Wednesday, 21 January 2015

Ello - and good bye?

It's been roughly three months since I joined Ello, one of the new social networks. At the time, I was quite enthusiastic about it and couldn't wait to receive the invitation to join.

First, there's its minimalist, black and white look and simple features that really appealed to me. The promise of a social network without all the clutter and myriads of ever changing functions sounded very good to me. More importantly, there was the founders' Manifesto, defining Ello as an ethical and conscientious alternative to the established networks driven by profit and greed for your personal information. "We believe a social network can be a tool for empowerment. Not a tool to deceive, coerce and manipulate — but a place to connect, create and celebrate life." Dubbed by the mainstream media as the "anti-Facebook", it grew exponentially in 2014, aided by Facebook's real name policy and storm in a teapot over dissenting drag queens.

The issue touched the Second Life community as well, as a number of SL avatars' profiles was deleted in yet another purge. FB-exiles were frantically looking for an alternative, and Ello's arrival seemed perfectly timed. However, if you log in these days, you are not very likely to see people posting anything there. The most recent of my SL friends' updates go back to November of 2014, and those are only very brief comments. RL profiles seem to be doing only slightly better. What went wrong for Ello, despite its visual appeal and the proclaimed ethical standards? I talked to several of my SL friends and fellow Ello-ites to pick their brains.

 A common complaint is that at the moment people tend to be using several platforms simultaneously and that it's tedious, time-consuming or repetitive (often all of the above) to maintain meaningful presence on all of them. In other words, Ello had to be really really good in order to squeeze out competition and replace any of the big networks, and that just hasn't happened. Another comment was more technical, namely that Ello lacks a lot of critical features that would make it more functional and, well, interesting. One can't argue with that - Ello really doesn't offer much in that sense, although some new features have been added in the meantime (here's the list of the current features).

Lack of mobile support was another thing: no Ello app has been developed to this day. I've had trouble logging in even via a browser in my mobile, which has been very disappointing. That's a huge drawback in itself, since so much of social networking relies on hand-held devices.

Finally, although I've praised Ello's minimalist appearance, the fact is that some people just don't like it. Customization options are practically non-existent: if you don't like the default appearance and feel stuck with it, you're not very likely to come back all that often.

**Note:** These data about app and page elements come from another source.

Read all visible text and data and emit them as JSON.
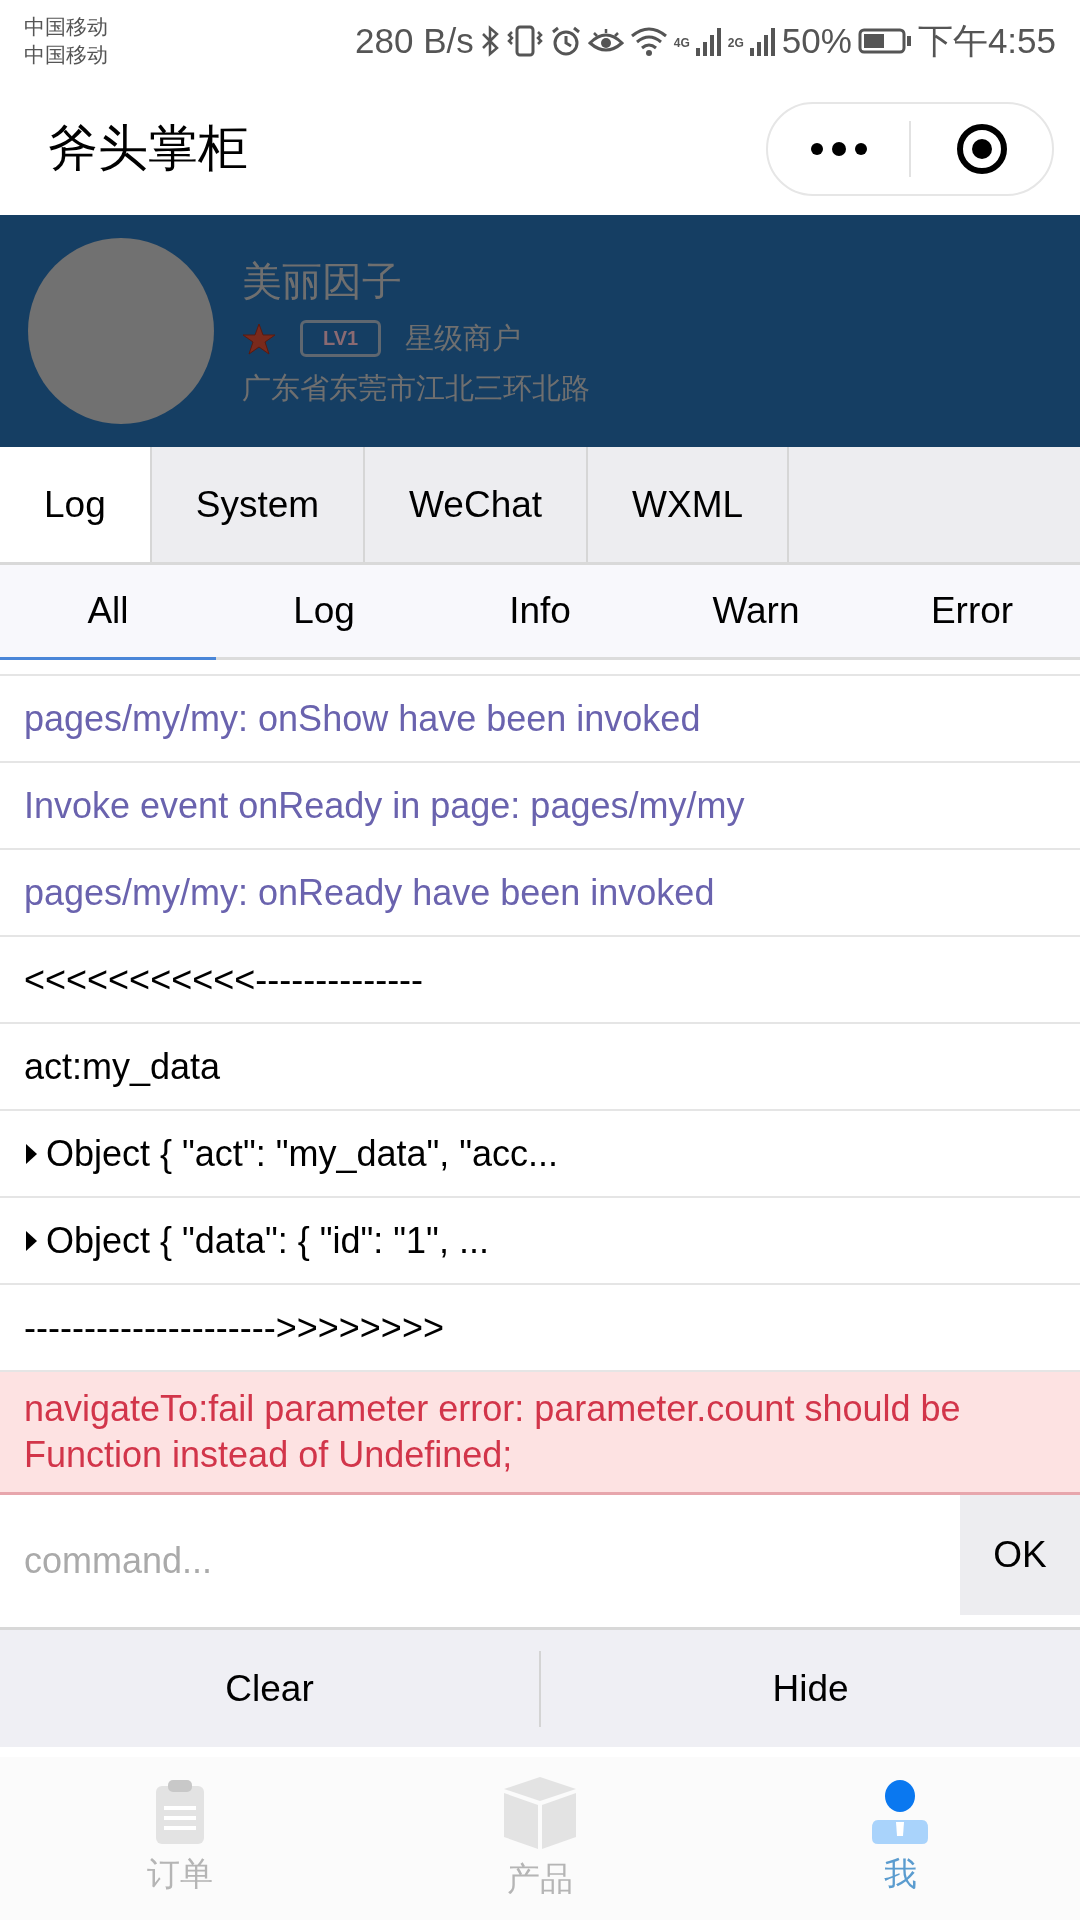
{
  "status_bar": {
    "carriers": [
      "中国移动",
      "中国移动"
    ],
    "speed": "280 B/s",
    "network_labels": [
      "4G",
      "2G"
    ],
    "battery": "50%",
    "time": "下午4:55"
  },
  "nav_bar": {
    "title": "斧头掌柜"
  },
  "profile": {
    "name": "美丽因子",
    "level": "LV1",
    "rank": "星级商户",
    "address": "广东省东莞市江北三环北路"
  },
  "console": {
    "tabs": [
      {
        "label": "Log",
        "selected": true
      },
      {
        "label": "System",
        "selected": false
      },
      {
        "label": "WeChat",
        "selected": false
      },
      {
        "label": "WXML",
        "selected": false
      }
    ],
    "filters": [
      {
        "label": "All",
        "selected": true
      },
      {
        "label": "Log",
        "selected": false
      },
      {
        "label": "Info",
        "selected": false
      },
      {
        "label": "Warn",
        "selected": false
      },
      {
        "label": "Error",
        "selected": false
      }
    ],
    "logs": [
      {
        "kind": "info",
        "text": "pages/my/my: onShow have been invoked"
      },
      {
        "kind": "info",
        "text": "Invoke event onReady in page: pages/my/my"
      },
      {
        "kind": "info",
        "text": "pages/my/my: onReady have been invoked"
      },
      {
        "kind": "log",
        "text": "<<<<<<<<<<<--------------"
      },
      {
        "kind": "log",
        "text": "act:my_data"
      },
      {
        "kind": "object",
        "text": "Object { \"act\": \"my_data\", \"acc..."
      },
      {
        "kind": "object",
        "text": "Object { \"data\": { \"id\": \"1\", ..."
      },
      {
        "kind": "log",
        "text": "--------------------->>>>>>>>"
      },
      {
        "kind": "error",
        "text": "navigateTo:fail parameter error: parameter.count should be Function instead of Undefined;"
      }
    ],
    "command": {
      "placeholder": "command...",
      "button": "OK"
    },
    "actions": [
      "Clear",
      "Hide"
    ]
  },
  "tab_bar": [
    {
      "kind": "clipboard",
      "label": "订单",
      "selected": false
    },
    {
      "kind": "box",
      "label": "产品",
      "selected": false
    },
    {
      "kind": "person",
      "label": "我",
      "selected": true
    }
  ]
}
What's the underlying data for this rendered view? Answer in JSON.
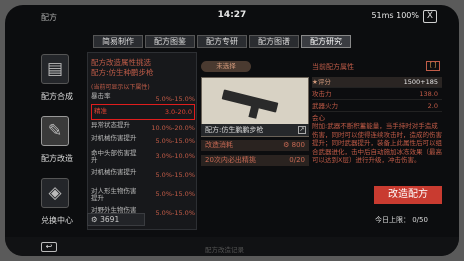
{
  "status": {
    "app": "配方",
    "time": "14:27",
    "right": "51ms 100%",
    "close": "X"
  },
  "tabs": [
    "简易制作",
    "配方图鉴",
    "配方专研",
    "配方图谱",
    "配方研究"
  ],
  "side": [
    {
      "label": "配方合成",
      "icon": "desk-icon"
    },
    {
      "label": "配方改造",
      "icon": "document-icon"
    },
    {
      "label": "兑换中心",
      "icon": "bag-icon"
    }
  ],
  "stats": {
    "title1": "配方改造属性挑选",
    "title2": "配方:仿生种鹏步枪",
    "note": "(当前可显示以下属性)",
    "rows": [
      {
        "k": "暴击率",
        "v": "5.0%-15.0%"
      },
      {
        "k": "精准",
        "v": "3.0-20.0"
      },
      {
        "k": "异常状态提升",
        "v": "10.0%-20.0%"
      },
      {
        "k": "对机械伤害提升",
        "v": "5.0%-15.0%"
      },
      {
        "k": "命中头部伤害提升",
        "v": "3.0%-10.0%"
      },
      {
        "k": "对机械伤害提升",
        "v": "5.0%-15.0%"
      },
      {
        "k": "对人形生物伤害提升",
        "v": "5.0%-15.0%"
      },
      {
        "k": "对野外生物伤害提升",
        "v": "5.0%-15.0%"
      }
    ],
    "dust": "3691"
  },
  "middle": {
    "pill": "未选择",
    "name": "配方:仿生鹏鹏步枪",
    "rows": [
      {
        "k": "改造消耗",
        "v": "800"
      },
      {
        "k": "20次内必出精挑",
        "v": "0/20"
      }
    ]
  },
  "right": {
    "header": "当前配方属性",
    "expand": "[ ]",
    "rows": [
      {
        "k": "评分",
        "v": "1500+185"
      },
      {
        "k": "攻击力",
        "v": "138.0"
      },
      {
        "k": "武器火力",
        "v": "2.0"
      },
      {
        "k": "会心",
        "v": ""
      }
    ],
    "desc": "附加:武器不断积蓄能量，当手持时对手造成伤害，同时可以使得连续攻击时，造成的伤害提升；同时武器提升，装备上此属性后可以组合武器进化，击中后自动施加冰冻效果（最高可以达到X层）进行升级，冲击伤害。",
    "craft": "改造配方",
    "today": "今日上限： 0/50"
  },
  "nav": {
    "back": "↩",
    "hint": "配方改造记录"
  }
}
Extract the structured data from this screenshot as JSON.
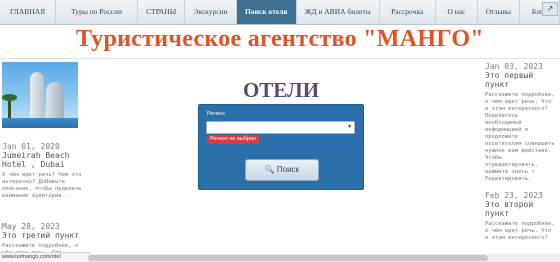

As one of my friends told me, "I did not get that warm and fuzzy feel for it that would make me return."

I can relate to some of these sentiments, but my problem with Ello was not really with the network itself or how it's set up (again, maybe I'm crazy, but I actually love it), but with the lack of interaction. Whenever I post there, I feel like I'm talking to myself. There is no sense of community, at all. None. Somebody might respond to a post after a few weeks, if at all.

The thing is, unlike Facebook, Ello demands time. If you have something meaningful to convey, you actually have to write. There are no 'like' buttons that have made us all incredibly mentally lazy on Facebook (nor the Tumblr hearts or the Twitter stars). If you do like somebody's post, Ello elicits explanation, it prompts you to be active and actually write as a simple click won't do. I find it fantastic that at the time of FB someone had the audacity to launch a social network that goes counter to the sort of networking that doesn't necessarily involve any thinking process at all. But can it work?

Here are just a few things one can do on Ello, though, so that it doesn't seem like it's a useless network with absolutely no features at all. (1) The account is extremely easy to set up, you can open it anonymously, there is no name policy and no danger of getting kicked out because you're, say, an SL avatar. (2) Obviously, you can post messages or images, with no word limit; the same goes for comments. (3) Search function has greatly improved and it's quite precise now. (4) Notifications are still a bit rough, but they added new functions and it's much easier to keep track of things - a pet peeve for a lot of early users, as notifications really didn't work well. (5) You get to choose whether your profile is public or accessible only to Ello users. (6) There is now a share option, which originally wasn't there.

Notifications are now readily available and clearly listed.
What I find missing are private messages. I think Ello's intent is to have a network that works transparently, with everything people post out there in the open, hence no PMs. And also, Ello strikes me as highly individualistic, hence no groups (although I suspect the reason for that could also be of technical nature).

I'm not sure if there's future for Ello. As far as the SL community is concerned, it looks pretty dead right now. I guess it's impossible for it to compete with FB or G+ without features such as groups, private messages or the ubiquitous likes and pluses. However, I believe there has to be a place on the market for such a network. I have to believe that for all the folks out there who resent commercialism behind social networks (Ello remains ad-free), who love to express their views in a way more meaningful than a simple click and who share the values listed in the Manifesto. So, fingers crossed. For what it matters, I won't say good bye to it just yet.

P.S. One can join Ello only through invitation. If you need one, post a comment or contact me inworld.